Meningioma UK is hosting an event in Cambridge to increase awareness of a life threatening tumour.Set up in 1999 as a patient support group by Caroline Rutgers and Ella Pybus, Meningioma provides national support and information for meningioma patients.
Meningioma tumours are more common in older people and in women, although they may occur in men and in young people too. The tumour grows in the tissues covering the brain. They are most often found in the forebrain or hindbrain.
The latest Cancer Research UK statistics show that between a quarter and a third (25- 33 per cent) of all primary brain tumours in adults is a meningioma. Meningiomas do not spread. Ninety percent of meningiomas are benign (non-cancerous), 6% are atypical, and 2% are malignant.
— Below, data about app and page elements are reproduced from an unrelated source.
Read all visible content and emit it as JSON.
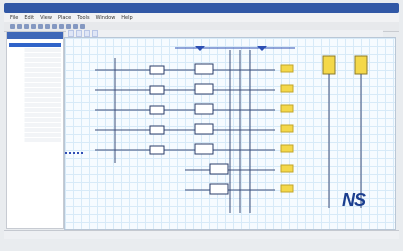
{
  "window": {
    "title": ""
  },
  "menu": [
    "File",
    "Edit",
    "View",
    "Place",
    "Tools",
    "Window",
    "Help"
  ],
  "tabs": [
    "",
    "",
    "",
    ""
  ],
  "left_panel": {
    "title": "",
    "items": [
      "",
      "",
      "",
      "",
      "",
      "",
      "",
      "",
      "",
      "",
      "",
      "",
      "",
      "",
      "",
      "",
      "",
      "",
      "",
      ""
    ]
  },
  "canvas": {
    "annotation": "",
    "logo": {
      "mark": "NS",
      "subtext": ""
    }
  },
  "status": {
    "left": "",
    "right": ""
  },
  "colors": {
    "title_bar": "#3158a6",
    "accent": "#2f63c9",
    "grid": "#d7eaf8",
    "connector": "#f4d84a",
    "annotation": "#e24b4b",
    "logo": "#1b3e8f"
  },
  "icons": [
    "new-icon",
    "open-icon",
    "save-icon",
    "print-icon",
    "cut-icon",
    "copy-icon",
    "paste-icon",
    "undo-icon",
    "redo-icon",
    "zoom-in-icon",
    "zoom-out-icon",
    "net-flag-icon"
  ]
}
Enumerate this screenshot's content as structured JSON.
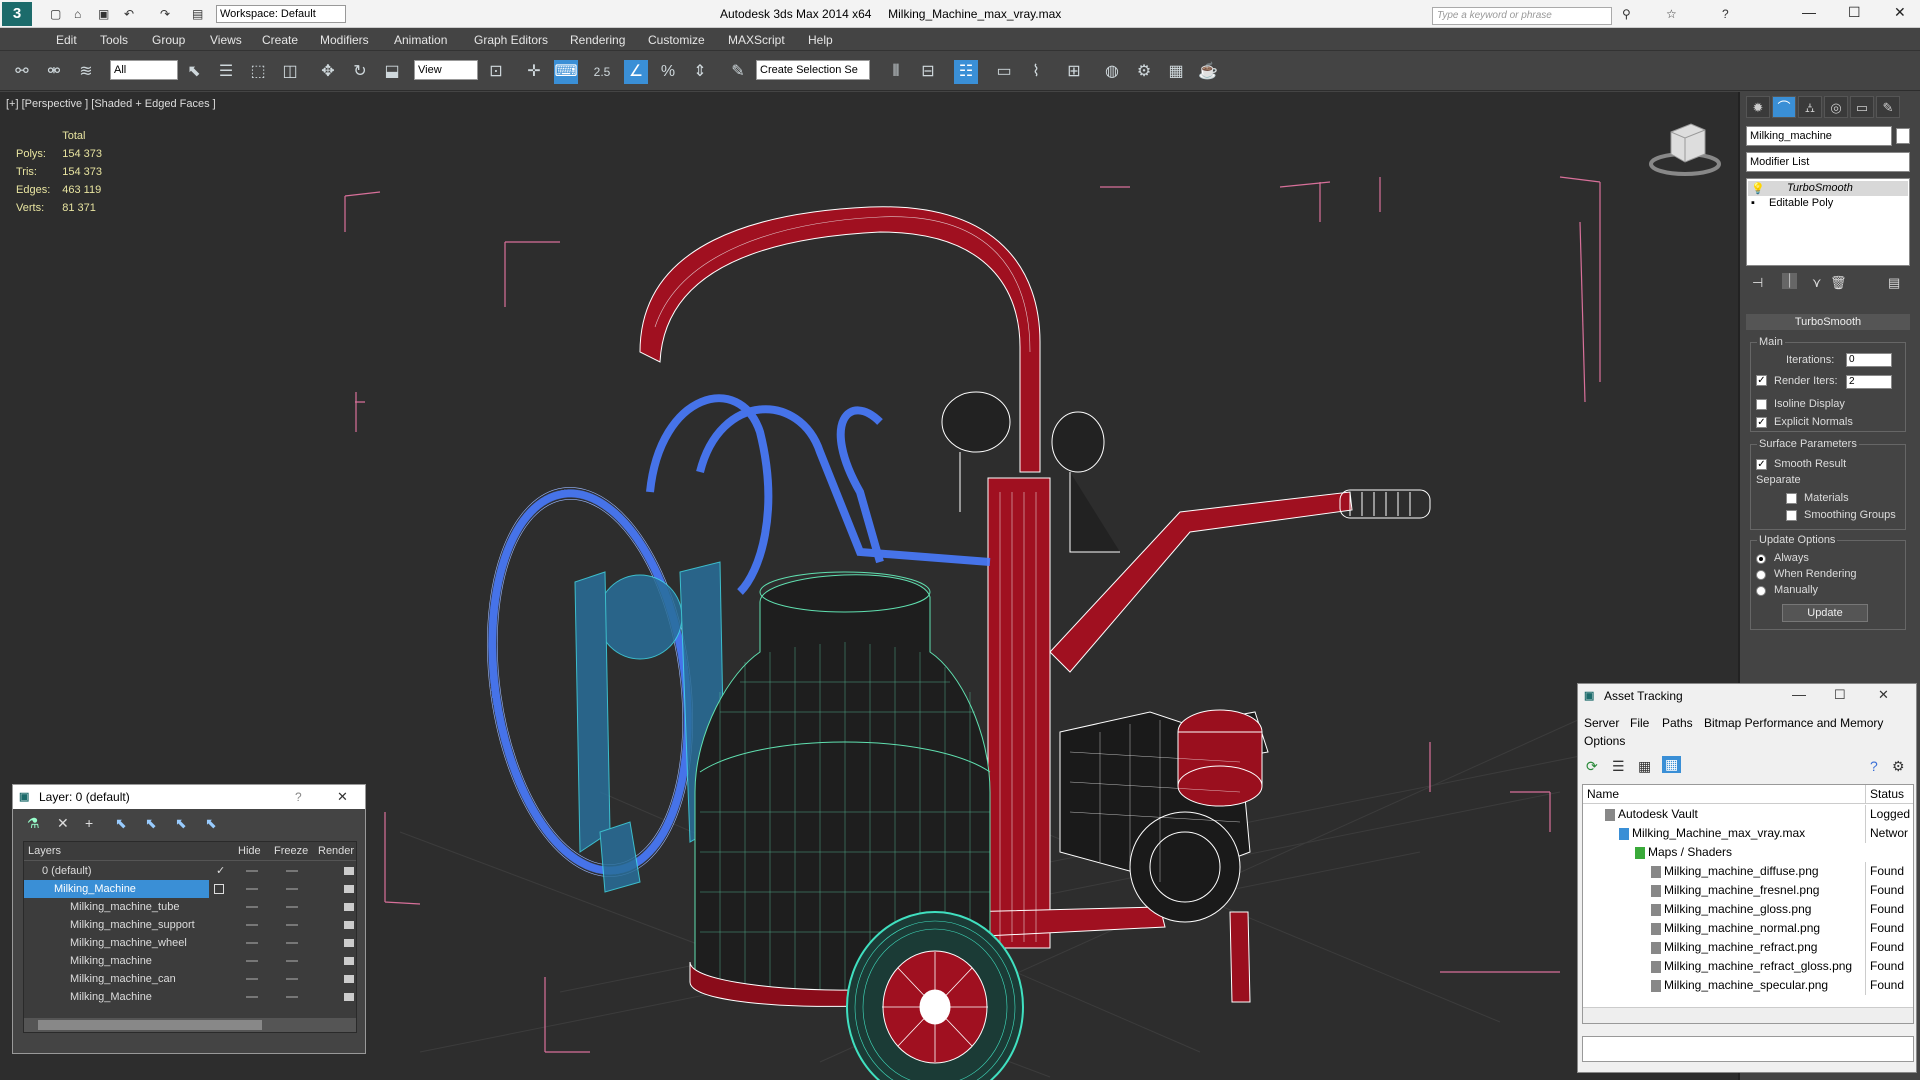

Meningioma tumours of the brain or spinal cord are responsible for approximately 33 per cent of all primary CNS tumours. While meningiomas are generally easy to treat, some are not.
Cambridge Brain Tumour Patients Information Conference & Meningioma Awareness Day (MAD) is being hosted at Cambridge Cancer Support Centre, Scotsdales Garden Centre, Great Shelford, Cambridge on March 17. There is a £25 fee which includes lunch and refreshments. To book for the event see: http://mgmconf2012.eventbrite.co.uk Speakers include: Dr Sarah Jefferies, Mr Ramez Kirollos, Dr Richard Mannion, Dr Jem Rashbass, Dr Colin Watts and others on topics such as Neuroscience, Surgery, Oncology, NHS reforms, Quality of life.
Meningioma UK maintains links with other brain tumour organisations including Cancer 52 (for rare tumours), and the Cancer Campaign Group CCG, Brain Tumour UK, The IBTA (International Brain Tumour Alliance), and AMNET for Acoustic Neuroma network. We are actively involved in advocating more research funding and better care for all brain tumour patients and carers. The national support group set up and run by meningioma patients for everyone affected by a meningeal tumour(s) of the brain or spinal cord.
To donate visit: http://www.meningiomauk.org/17.html
• PHOTOGRAPH SHOWS: A contrast enhanced CT scan of the brain, demonstrating the appearance of a Meningioma.